  10. ^ Clea Caulcutt (28 October 2010). "Spies, Nazis, gangsters and cops - the mysterious disappearance of Mehdi Ben Barka". RFI English.
  11. ^ Affaire Ben Barka : Driss Basri chez le juge, Le Figaro, 23 May 2006 ‹See Tfd›(in French)
  12. ^ French: «Je n'ai été mêlé ni de près, ni de loin, ni à l'époque, ni à aucun moment, à l'affaire qui s'est déroulée sur le sol français» explique-t-il au Figaro. «Seul un petit groupe, qui a gardé un silence total, savait. Il est possible que le roi savait. Il est légitime de penser que de Gaulle était en possession d'informations... Le problème est qu'aujourd'hui les protagonistes sont tous morts» in Affaire Ben Barka : Driss Basri chez le juge, Le Figaro, 23 May 2006 ‹See Tfd›(in French)
  13. ^ "The ghosts of Saint-Germain forest". Ynetnews. 2015-03-23. Retrieved 2019-03-31.
  14. ^ Bergman, Ronen (2018). Rise And Kill First: The Secret History of Israel's Targeted Assassinations.
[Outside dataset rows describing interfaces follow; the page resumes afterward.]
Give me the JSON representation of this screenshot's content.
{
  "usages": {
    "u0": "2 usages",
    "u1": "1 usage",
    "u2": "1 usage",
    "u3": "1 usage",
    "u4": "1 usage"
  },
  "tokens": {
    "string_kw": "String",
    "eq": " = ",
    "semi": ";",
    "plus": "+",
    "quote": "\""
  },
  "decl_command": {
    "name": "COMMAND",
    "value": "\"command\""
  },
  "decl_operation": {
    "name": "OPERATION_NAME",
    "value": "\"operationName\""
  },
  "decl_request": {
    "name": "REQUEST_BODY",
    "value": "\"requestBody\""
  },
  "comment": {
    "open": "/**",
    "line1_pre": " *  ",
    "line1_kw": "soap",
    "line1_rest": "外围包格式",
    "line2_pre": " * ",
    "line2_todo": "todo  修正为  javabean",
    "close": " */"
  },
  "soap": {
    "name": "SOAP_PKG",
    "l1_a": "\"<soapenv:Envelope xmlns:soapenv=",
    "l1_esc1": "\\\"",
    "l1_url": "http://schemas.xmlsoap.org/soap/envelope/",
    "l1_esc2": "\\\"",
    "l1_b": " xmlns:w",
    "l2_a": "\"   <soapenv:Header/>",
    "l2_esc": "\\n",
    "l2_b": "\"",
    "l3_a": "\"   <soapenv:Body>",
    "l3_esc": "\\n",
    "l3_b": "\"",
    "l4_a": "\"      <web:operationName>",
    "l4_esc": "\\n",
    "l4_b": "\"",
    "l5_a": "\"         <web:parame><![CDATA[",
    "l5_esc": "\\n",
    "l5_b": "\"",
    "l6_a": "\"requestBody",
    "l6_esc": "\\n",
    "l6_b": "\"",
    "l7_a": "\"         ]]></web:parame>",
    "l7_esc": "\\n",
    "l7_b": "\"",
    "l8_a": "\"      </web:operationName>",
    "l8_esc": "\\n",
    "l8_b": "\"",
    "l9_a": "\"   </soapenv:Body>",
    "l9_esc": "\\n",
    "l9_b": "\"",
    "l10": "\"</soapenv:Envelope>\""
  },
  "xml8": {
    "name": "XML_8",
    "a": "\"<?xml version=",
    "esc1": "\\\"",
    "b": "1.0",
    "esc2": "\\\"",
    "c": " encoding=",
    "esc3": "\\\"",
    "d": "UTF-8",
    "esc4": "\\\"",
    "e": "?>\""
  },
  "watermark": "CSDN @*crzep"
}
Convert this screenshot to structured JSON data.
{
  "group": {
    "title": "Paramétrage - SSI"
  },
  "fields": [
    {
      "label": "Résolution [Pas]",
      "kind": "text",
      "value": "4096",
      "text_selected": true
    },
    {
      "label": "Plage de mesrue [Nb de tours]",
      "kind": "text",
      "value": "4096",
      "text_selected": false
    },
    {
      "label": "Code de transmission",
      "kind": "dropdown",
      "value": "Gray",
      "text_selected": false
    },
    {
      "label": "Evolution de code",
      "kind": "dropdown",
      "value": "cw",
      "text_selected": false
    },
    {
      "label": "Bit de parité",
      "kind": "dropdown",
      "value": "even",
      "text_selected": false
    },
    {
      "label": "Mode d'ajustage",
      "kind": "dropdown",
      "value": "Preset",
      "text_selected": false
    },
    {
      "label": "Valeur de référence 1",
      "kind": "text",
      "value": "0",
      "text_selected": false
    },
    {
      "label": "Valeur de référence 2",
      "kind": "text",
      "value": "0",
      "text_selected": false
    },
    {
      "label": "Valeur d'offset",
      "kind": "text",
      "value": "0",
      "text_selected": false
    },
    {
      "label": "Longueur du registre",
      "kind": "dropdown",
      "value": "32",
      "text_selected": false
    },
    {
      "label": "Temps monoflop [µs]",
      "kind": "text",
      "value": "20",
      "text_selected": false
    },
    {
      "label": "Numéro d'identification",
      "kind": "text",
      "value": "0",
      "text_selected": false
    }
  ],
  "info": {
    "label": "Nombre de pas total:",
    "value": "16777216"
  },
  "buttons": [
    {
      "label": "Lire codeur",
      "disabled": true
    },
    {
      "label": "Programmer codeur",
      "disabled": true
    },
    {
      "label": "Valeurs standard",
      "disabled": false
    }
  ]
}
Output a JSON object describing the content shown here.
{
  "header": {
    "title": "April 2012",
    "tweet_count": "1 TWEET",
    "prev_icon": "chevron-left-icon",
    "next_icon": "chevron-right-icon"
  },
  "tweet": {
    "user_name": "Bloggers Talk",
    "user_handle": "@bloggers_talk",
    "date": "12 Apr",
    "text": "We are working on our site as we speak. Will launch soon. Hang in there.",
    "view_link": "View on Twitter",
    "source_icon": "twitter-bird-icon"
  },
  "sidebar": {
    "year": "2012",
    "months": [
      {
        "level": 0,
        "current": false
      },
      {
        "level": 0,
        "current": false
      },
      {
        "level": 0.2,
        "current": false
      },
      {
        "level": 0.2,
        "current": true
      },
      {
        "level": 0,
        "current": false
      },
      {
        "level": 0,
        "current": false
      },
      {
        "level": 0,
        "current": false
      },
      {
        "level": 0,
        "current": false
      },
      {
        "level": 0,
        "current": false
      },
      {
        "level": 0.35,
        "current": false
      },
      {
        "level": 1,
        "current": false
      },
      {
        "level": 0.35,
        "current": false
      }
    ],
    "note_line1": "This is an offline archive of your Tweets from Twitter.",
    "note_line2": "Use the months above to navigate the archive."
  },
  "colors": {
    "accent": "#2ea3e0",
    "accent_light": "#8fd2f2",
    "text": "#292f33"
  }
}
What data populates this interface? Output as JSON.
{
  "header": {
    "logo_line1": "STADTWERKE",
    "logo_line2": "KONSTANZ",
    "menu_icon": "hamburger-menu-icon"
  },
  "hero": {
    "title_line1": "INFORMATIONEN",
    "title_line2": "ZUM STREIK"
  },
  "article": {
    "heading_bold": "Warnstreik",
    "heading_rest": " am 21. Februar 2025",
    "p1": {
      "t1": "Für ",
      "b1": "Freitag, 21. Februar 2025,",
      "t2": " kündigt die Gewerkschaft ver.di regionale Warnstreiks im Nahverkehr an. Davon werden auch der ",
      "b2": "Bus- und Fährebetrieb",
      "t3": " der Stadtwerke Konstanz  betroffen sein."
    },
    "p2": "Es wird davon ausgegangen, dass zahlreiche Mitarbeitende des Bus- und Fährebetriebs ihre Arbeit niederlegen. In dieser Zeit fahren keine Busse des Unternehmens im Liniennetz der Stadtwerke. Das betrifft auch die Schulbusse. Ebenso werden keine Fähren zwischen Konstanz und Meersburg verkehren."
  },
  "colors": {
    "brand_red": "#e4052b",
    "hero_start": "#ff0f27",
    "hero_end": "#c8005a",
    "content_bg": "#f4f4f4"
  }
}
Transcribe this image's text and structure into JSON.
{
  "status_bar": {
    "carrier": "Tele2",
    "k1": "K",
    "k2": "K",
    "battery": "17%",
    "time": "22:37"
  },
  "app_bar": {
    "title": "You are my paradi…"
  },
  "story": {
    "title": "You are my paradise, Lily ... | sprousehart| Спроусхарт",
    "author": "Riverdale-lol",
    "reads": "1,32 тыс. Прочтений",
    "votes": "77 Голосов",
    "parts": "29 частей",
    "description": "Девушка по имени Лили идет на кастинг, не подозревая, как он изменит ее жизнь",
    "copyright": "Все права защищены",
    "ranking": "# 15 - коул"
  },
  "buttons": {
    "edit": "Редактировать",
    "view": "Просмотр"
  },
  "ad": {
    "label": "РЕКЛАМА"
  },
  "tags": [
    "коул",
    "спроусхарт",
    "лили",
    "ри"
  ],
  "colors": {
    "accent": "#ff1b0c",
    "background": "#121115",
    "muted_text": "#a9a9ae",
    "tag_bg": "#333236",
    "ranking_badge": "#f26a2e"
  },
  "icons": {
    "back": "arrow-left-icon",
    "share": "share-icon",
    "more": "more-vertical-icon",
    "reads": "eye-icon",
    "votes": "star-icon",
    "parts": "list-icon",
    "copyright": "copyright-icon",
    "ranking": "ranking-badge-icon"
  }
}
Random House. pp. 86–94. ISBN 978-1-4000-6971-2.
  15. ^ Africa: A Continent Drenched in the Blood of Revolutionary Heroes by Victoria Brittain, The Guardian, January 17, 2011
  16. ^ Mehdi Ben Barka, Écrits politiques (1957–1965), Syllepse, 1999, ISBN 2907993933
  17. ^ "Web Page Under Construction". www.frif.com.

Bibliography[edit]

External links[edit]